RW: It is a vital and unique opportunity for the sector’s fraternity to gather and communicate in an efficient and direct way. You can do so much business at Farnborough. 2008 was our record year when £88bn worth of deals were struck at the show. And even the 2010 show, which took place at a difficult time for our sectors, was strong with £47bn worth of business done. This year 25 per cent of exhibitors are new to the show, so we should expect plenty of appetite.

TM: But Farnborough is not just about trade – how important are the public days?

RW: This is the other side of the coin. It more important than ever to take opportunities to celebrate industry in the public eye and to engage with the public. A show like Farnborough which attracts a wealth of professional and technical expertise is the perfect place for the general public to familiarise themselves with the detail of the industry. Perhaps most importantly the public days offer a chance to enthuse our next generation of aerospace engineers. We can parade the advanced technology the industry is creating and using every day.

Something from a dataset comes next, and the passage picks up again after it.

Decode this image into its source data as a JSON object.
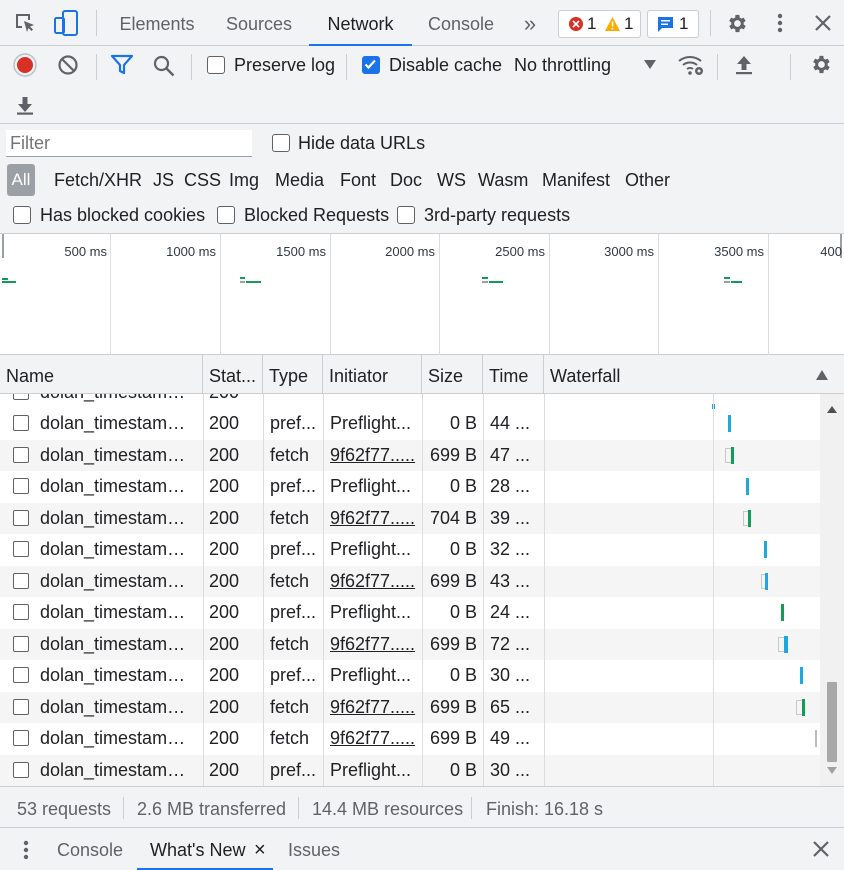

“Farnborough has always been an international show, but this year the foreign delegations are particularly strong.”

TM: Exports have been a hot topic for government and industry as the economy seeks growth. Will this be reflected at Farnborough 2012?

RW: Government has been very clear on exports. They are the only way we can hope to grow and create economic stability alongside attracting inward investment. Farnborough International Air Show brings both those agendas together. Farnborough has always been an international show, but this year the foreign delegations are particularly strong. Russia, China and Brazil will all be there in strength. India is sending a big delegation and Mexico too has sizably increased it presence for 2012 after exhibiting for the first time in 2010. Civil aerospace is booming and I expect a lot of the international business at Farnborough will be in this area. But Japan has recently made important changes to its defence policy and this may prove significant for exhibitors.

TM: Do you feel that Government recognises the importance of Farnborough International Air Show? At ADS’ annual dinner in February the trade body’s president, Robin Southwell, compared the commitment of the Prime Minister to Farnborough unfavourably with that of the French President to the Paris Air Show.

RW: I can’t comment with regards to the Prime Minister. But so far a number of key ministers have expressed their intent to visit the 2012 show. More generally, there has been a marked improvement in ADS’ dialogue with government over the past three years. We are now recognised as the prime interlocutor for representing the interests of our sectors. This has come after several years of much needed consolidation in the trade body space for aerospace, defence security and space. We have now settled internally.